Good things come in small packages for Glaukos
The FDA has approved the smallest-ever medical device: the injectable form of Glaukos’s iStent. The approval has driven the company’s shares up 4% so far today – unsurprising, since Stifel analysts suggest that the injectable form could come with a 10% price bump over the initial iteration of the iStent, approved in the US in 2012. Over time, around 80% of iStent sales could move from the first iStent to the injectable form, given the better delivery profile – the original version is placed using a special inserter in a more cumbersome procedure. The device, like its predecessor, is a tiny tube placed in the eye via a needle to drain fluid and thereby reduce intraocular pressure. It is intended for use in adults with mild-to-moderate primary open-angle glaucoma who are undergoing concomitant cataract surgery. The new device will launch in the third quarter, and, crucially, looks likely to beat Ivantis’s rival Hydrus device to market.
The iStent inject. Picture courtesy of Glaukos.
Death stalls Sophiris prostate cancer trial
It is difficult to slip news of a death into an otherwise promising clinical trial update and not see a negative response, as Sophiris Bio learned this morning. Shares in the California-based company sunk 42% this morning after it disclosed that a single patient in a phase II prostate cancer trial had died on the same day as receiving his second dose of topsalysin (PRX302). Trial investigators have now suspended all second doses of the PSA regulator, which had so far been dosed in 450 patients. In 35 patients who had undergone a biopsy after treatment with a single dose of topsalysin, 10 showed a clinical response as defined by no detectable tumour or reduction to clinical insignificance. Those data will be irrelevant, of course, if the patient death is found to be medication-related and Sophiris is forced to discontinue work. Topsalysin is being tested in patients with localised prostate cancer, for which other treatment options are surgery, radiotherapy or brachytherapy. Sophiris has no other listed pipeline projects.
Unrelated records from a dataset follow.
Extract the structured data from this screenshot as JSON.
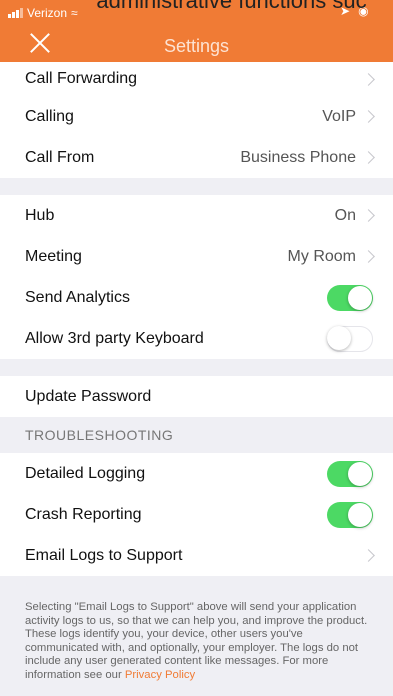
{
  "overlay_caption": "administrative functions suc",
  "status_bar": {
    "carrier": "Verizon",
    "icons": [
      "signal-icon",
      "wifi-icon",
      "location-icon",
      "alarm-icon"
    ]
  },
  "header": {
    "title": "Settings",
    "close_icon": "close-icon"
  },
  "rows_group1": [
    {
      "label": "Call Forwarding",
      "value": "",
      "chevron": true
    },
    {
      "label": "Calling",
      "value": "VoIP",
      "chevron": true
    },
    {
      "label": "Call From",
      "value": "Business Phone",
      "chevron": true
    }
  ],
  "rows_group2": [
    {
      "label": "Hub",
      "value": "On",
      "chevron": true
    },
    {
      "label": "Meeting",
      "value": "My Room",
      "chevron": true
    },
    {
      "label": "Send Analytics",
      "toggle": true
    },
    {
      "label": "Allow 3rd party Keyboard",
      "toggle": false
    }
  ],
  "rows_group3": [
    {
      "label": "Update Password"
    }
  ],
  "troubleshooting": {
    "header": "TROUBLESHOOTING",
    "rows": [
      {
        "label": "Detailed Logging",
        "toggle": true
      },
      {
        "label": "Crash Reporting",
        "toggle": true
      },
      {
        "label": "Email Logs to Support",
        "chevron": true
      }
    ]
  },
  "footer": {
    "text": "Selecting \"Email Logs to Support\" above will send your application activity logs to us, so that we can help you, and improve the product. These logs identify you, your device, other users you've communicated with, and optionally, your employer. The logs do not include any user generated content like messages. For more information see our ",
    "link": "Privacy Policy"
  },
  "colors": {
    "accent": "#f07b35",
    "toggle_on": "#4cd964"
  }
}
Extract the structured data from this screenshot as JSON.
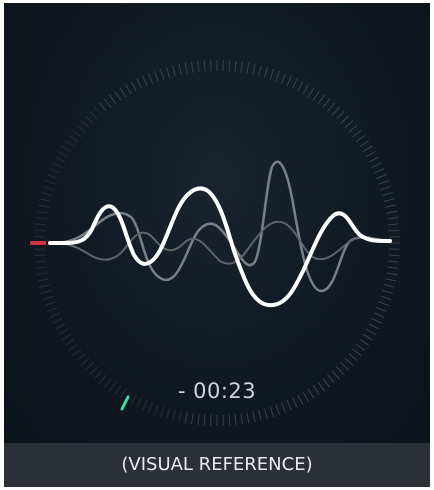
{
  "player": {
    "time_remaining": "- 00:23",
    "progress_fraction": 0.08
  },
  "caption": "(VISUAL REFERENCE)",
  "colors": {
    "background": "#0f1620",
    "waveform_primary": "#ffffff",
    "waveform_secondary": "#8a8f96",
    "ring": "#3a424c",
    "playhead_marker": "#d3333c",
    "progress_marker": "#3ddca0"
  }
}
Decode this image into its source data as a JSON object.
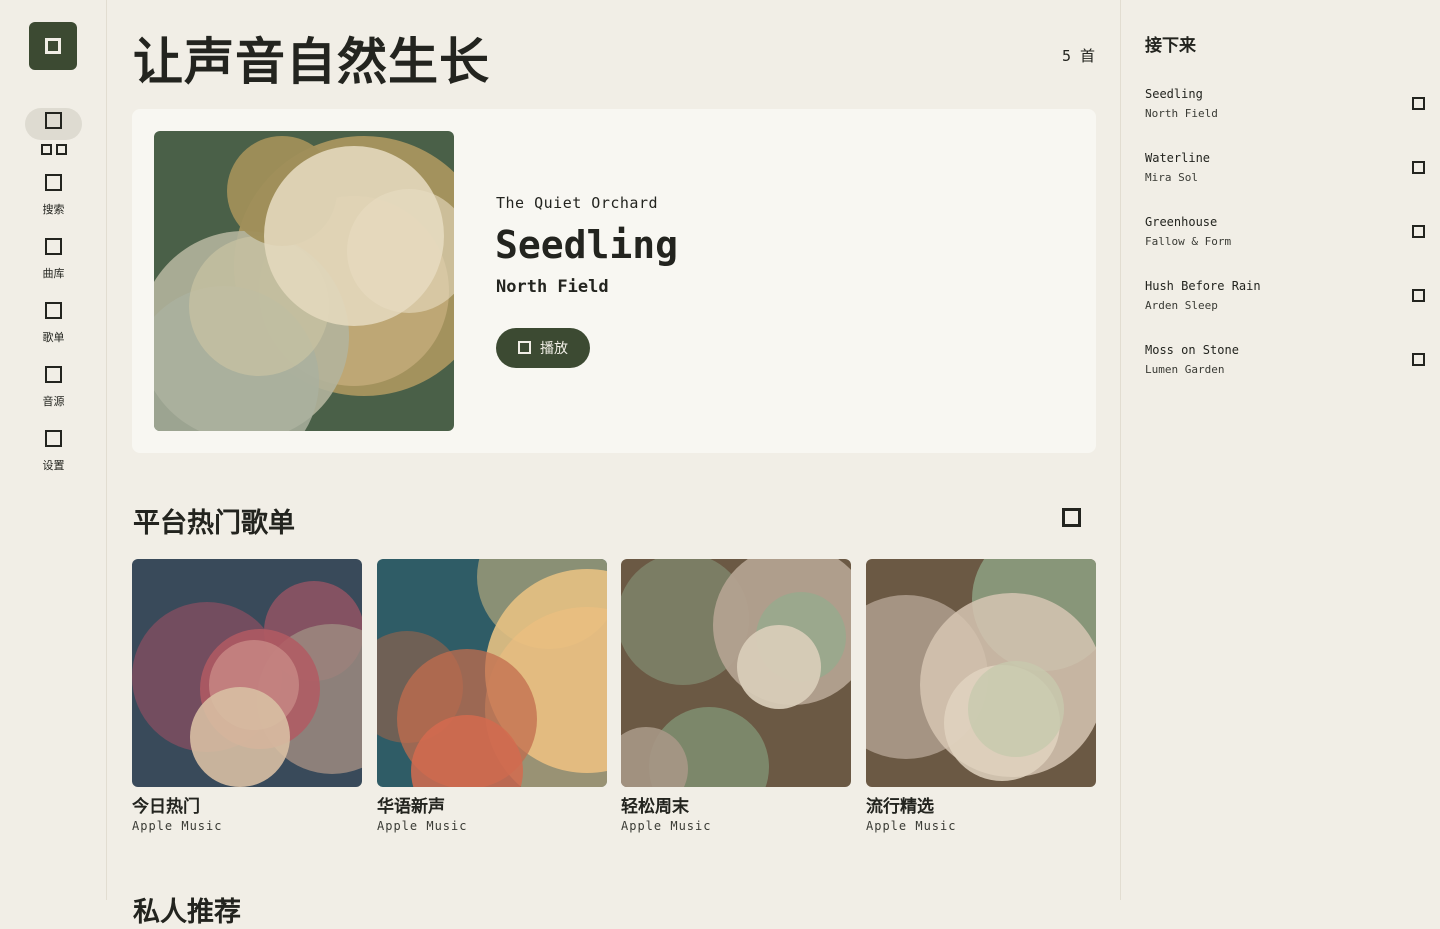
{
  "rail": {
    "items": [
      {
        "name": "home",
        "label": ""
      },
      {
        "name": "search",
        "label": "搜索"
      },
      {
        "name": "library",
        "label": "曲库"
      },
      {
        "name": "playlists",
        "label": "歌单"
      },
      {
        "name": "sources",
        "label": "音源"
      },
      {
        "name": "settings",
        "label": "设置"
      }
    ]
  },
  "header": {
    "title": "让声音自然生长",
    "count": "5 首"
  },
  "hero": {
    "album": "The Quiet Orchard",
    "title": "Seedling",
    "artist": "North Field",
    "play_label": "播放"
  },
  "playlists": {
    "title": "平台热门歌单",
    "items": [
      {
        "name": "今日热门",
        "source": "Apple Music"
      },
      {
        "name": "华语新声",
        "source": "Apple Music"
      },
      {
        "name": "轻松周末",
        "source": "Apple Music"
      },
      {
        "name": "流行精选",
        "source": "Apple Music"
      }
    ]
  },
  "next_section": {
    "title": "私人推荐"
  },
  "queue": {
    "title": "接下来",
    "items": [
      {
        "song": "Seedling",
        "artist": "North Field"
      },
      {
        "song": "Waterline",
        "artist": "Mira Sol"
      },
      {
        "song": "Greenhouse",
        "artist": "Fallow & Form"
      },
      {
        "song": "Hush Before Rain",
        "artist": "Arden Sleep"
      },
      {
        "song": "Moss on Stone",
        "artist": "Lumen Garden"
      }
    ]
  },
  "colors": {
    "background": "#f1eee6",
    "accent": "#3c4a32",
    "card": "#f8f7f2",
    "text": "#23241f"
  },
  "icons": {
    "logo": "app-logo-icon",
    "rail": [
      "home-icon",
      "grid-icon",
      "search-icon",
      "library-icon",
      "playlist-icon",
      "source-icon",
      "settings-icon"
    ],
    "play": "play-icon",
    "more": "more-icon",
    "queue_action": "queue-action-icon"
  }
}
According to EvaluatePharma only two other PSA regulators are known to be in development – G-114 and G-115, preclinical assets of Inspyr Therapeutics.